Well, I think it’s pretty safe to say that as the European Capital of Culture in 2008, Liverpool can make some pretty big claims in terms of its contribution to global culture. Everybody knows about the Beatles, however, the city has offered so much more. We have turned a bombed-out church into a concert venue, and we literally have a night dedicated to wandering around and looking at various light installations throughout the city.
Various museums, the LGBT quarter and various ethnic quarters make the city a safe space for those who consider themselves minorities. But you aren’t gay, lesbian, black, Chinese or Indian… you’re Scouse.
George Harrison described Scousers as ‘the kind of people who go out on a Monday evening and couldn’t care less about a Tuesday morning.’ I mean, it’s true. We have plenty of places to either celebrate or drown our sorrows. Whether you go to Woodys or Baa Bars, you’re guaranteed a good night.
Step one: go to Concert Square.
Step two: thank me.
TWO BOSS TEAMS IN ONE BOSS CITY

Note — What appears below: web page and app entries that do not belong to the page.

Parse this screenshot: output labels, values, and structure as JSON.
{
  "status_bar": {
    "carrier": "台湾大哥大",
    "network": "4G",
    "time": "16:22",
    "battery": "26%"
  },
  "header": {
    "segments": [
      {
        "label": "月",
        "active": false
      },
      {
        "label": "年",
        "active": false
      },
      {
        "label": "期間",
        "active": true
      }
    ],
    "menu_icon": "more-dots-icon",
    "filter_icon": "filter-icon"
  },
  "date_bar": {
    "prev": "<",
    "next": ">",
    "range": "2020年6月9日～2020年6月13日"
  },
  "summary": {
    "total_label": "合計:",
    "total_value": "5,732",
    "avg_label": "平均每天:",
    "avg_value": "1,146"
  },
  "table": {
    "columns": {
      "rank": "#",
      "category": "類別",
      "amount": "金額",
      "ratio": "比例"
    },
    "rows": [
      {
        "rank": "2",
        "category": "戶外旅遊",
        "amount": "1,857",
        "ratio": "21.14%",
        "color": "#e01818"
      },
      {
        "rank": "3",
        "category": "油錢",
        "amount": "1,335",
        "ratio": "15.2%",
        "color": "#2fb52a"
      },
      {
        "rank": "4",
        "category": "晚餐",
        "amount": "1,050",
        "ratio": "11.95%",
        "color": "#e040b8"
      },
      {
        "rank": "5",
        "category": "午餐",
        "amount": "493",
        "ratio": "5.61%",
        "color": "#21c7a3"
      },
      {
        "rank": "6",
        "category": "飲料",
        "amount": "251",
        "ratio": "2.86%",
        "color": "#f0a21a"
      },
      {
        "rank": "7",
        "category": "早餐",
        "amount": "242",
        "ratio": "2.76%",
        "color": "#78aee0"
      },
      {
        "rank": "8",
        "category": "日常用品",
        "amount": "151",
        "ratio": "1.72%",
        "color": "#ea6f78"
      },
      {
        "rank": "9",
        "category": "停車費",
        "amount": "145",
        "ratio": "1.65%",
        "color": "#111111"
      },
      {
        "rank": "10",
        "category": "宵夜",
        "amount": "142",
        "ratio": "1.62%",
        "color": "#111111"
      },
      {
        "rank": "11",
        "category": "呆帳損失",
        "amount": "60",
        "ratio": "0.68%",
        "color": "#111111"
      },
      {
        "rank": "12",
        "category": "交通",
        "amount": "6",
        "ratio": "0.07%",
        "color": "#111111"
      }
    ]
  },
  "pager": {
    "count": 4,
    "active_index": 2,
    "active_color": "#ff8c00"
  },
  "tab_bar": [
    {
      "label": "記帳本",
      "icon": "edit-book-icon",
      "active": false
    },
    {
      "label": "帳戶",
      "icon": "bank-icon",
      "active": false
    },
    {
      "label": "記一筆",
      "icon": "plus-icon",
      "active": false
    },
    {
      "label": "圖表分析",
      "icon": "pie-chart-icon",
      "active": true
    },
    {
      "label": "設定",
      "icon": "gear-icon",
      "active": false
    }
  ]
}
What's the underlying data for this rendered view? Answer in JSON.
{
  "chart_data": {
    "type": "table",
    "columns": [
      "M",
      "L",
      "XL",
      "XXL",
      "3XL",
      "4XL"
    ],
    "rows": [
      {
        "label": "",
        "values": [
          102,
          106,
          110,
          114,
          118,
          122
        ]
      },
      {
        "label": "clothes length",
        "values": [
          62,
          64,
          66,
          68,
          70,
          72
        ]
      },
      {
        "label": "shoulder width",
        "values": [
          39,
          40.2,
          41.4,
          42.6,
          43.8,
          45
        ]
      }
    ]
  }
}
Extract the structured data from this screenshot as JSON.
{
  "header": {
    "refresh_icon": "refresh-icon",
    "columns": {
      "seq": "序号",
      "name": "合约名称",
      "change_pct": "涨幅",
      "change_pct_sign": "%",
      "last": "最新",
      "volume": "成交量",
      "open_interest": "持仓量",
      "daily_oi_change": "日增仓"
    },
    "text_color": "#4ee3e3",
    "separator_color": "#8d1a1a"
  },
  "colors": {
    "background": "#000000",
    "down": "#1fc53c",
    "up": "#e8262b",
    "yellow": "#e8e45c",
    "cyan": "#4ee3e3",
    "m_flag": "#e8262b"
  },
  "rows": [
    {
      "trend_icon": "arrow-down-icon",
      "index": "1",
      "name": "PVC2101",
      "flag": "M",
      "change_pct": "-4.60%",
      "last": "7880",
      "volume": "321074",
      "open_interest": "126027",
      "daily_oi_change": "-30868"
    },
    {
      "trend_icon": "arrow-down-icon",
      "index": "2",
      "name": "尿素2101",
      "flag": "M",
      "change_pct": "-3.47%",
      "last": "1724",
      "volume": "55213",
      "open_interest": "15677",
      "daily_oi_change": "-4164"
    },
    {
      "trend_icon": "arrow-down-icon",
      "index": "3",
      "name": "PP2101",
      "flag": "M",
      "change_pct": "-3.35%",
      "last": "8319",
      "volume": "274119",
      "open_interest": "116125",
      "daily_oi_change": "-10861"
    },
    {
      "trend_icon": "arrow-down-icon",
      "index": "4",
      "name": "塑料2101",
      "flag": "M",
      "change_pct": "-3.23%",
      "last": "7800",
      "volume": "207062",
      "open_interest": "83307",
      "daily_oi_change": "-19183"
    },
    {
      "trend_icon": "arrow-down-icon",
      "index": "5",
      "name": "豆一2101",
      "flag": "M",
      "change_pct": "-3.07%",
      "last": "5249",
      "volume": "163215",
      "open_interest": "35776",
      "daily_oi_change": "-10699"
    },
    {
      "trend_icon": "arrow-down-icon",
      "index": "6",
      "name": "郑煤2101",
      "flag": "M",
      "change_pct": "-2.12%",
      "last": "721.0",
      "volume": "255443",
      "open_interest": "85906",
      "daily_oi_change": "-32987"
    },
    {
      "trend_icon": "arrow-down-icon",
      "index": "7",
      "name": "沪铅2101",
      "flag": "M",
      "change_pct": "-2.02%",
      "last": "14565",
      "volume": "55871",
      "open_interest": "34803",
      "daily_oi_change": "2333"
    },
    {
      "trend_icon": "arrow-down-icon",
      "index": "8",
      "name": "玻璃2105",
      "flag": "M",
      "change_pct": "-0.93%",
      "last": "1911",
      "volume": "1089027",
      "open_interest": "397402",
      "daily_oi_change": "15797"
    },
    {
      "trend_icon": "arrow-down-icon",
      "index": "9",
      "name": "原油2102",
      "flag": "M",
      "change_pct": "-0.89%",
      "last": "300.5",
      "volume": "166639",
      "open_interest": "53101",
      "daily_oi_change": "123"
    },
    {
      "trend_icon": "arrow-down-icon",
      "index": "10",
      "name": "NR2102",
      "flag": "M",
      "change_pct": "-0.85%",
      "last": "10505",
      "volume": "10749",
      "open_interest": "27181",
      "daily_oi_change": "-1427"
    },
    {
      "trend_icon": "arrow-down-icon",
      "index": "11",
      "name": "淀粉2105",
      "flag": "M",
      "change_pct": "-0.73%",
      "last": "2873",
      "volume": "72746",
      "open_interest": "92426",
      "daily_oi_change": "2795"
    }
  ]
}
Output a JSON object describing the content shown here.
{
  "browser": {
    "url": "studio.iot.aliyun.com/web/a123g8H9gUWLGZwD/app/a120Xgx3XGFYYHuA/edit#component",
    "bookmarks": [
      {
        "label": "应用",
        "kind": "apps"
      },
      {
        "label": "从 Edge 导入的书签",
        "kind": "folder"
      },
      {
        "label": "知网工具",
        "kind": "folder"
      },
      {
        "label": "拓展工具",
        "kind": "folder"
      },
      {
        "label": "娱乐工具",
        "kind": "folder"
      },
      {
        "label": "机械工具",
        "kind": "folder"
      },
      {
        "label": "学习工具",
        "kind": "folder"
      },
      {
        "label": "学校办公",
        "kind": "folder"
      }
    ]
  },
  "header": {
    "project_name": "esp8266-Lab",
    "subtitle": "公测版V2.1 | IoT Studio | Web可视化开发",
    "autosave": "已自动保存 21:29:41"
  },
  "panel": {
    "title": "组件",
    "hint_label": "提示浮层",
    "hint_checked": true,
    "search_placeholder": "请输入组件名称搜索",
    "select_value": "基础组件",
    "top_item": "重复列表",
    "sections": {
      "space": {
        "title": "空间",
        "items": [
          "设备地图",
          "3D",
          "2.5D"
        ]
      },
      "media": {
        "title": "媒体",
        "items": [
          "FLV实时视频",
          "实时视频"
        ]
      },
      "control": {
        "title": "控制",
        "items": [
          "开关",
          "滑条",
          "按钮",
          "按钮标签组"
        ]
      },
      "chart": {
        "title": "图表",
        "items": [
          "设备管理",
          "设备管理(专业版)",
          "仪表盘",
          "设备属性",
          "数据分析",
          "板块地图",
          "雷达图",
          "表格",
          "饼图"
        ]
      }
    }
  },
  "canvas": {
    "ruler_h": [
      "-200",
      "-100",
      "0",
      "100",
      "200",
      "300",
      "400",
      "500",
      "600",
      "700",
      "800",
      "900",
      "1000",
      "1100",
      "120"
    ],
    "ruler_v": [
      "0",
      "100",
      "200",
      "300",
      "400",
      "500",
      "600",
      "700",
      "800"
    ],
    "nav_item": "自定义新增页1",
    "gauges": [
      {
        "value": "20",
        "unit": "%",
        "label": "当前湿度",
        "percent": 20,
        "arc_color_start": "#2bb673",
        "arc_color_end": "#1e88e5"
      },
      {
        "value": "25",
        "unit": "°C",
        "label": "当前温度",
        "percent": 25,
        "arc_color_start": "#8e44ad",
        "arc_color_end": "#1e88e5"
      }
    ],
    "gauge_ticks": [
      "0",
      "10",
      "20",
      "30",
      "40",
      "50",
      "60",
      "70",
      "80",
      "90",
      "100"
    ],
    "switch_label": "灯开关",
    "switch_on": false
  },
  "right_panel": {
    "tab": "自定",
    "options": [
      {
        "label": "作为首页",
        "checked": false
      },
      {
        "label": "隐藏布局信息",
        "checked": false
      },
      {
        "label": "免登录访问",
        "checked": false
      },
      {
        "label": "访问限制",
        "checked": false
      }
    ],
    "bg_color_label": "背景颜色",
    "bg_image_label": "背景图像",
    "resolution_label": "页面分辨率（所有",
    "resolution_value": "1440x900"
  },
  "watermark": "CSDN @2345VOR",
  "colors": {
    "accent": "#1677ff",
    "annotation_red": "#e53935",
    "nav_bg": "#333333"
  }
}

As the great Bill Shankly once said (may his BEAUTIFUL soul rest in peace) ‘we have the best two teams on Merseyside. Liverpool and Liverpool Reserves’. HA, TOFFEES. Nah, but in all seriousness, both Liverpool and Everton are both teams that enjoy their fair share of European football. If you want to experience football anywhere, you want to experience it on Merseyside. It’s a feeling like no other.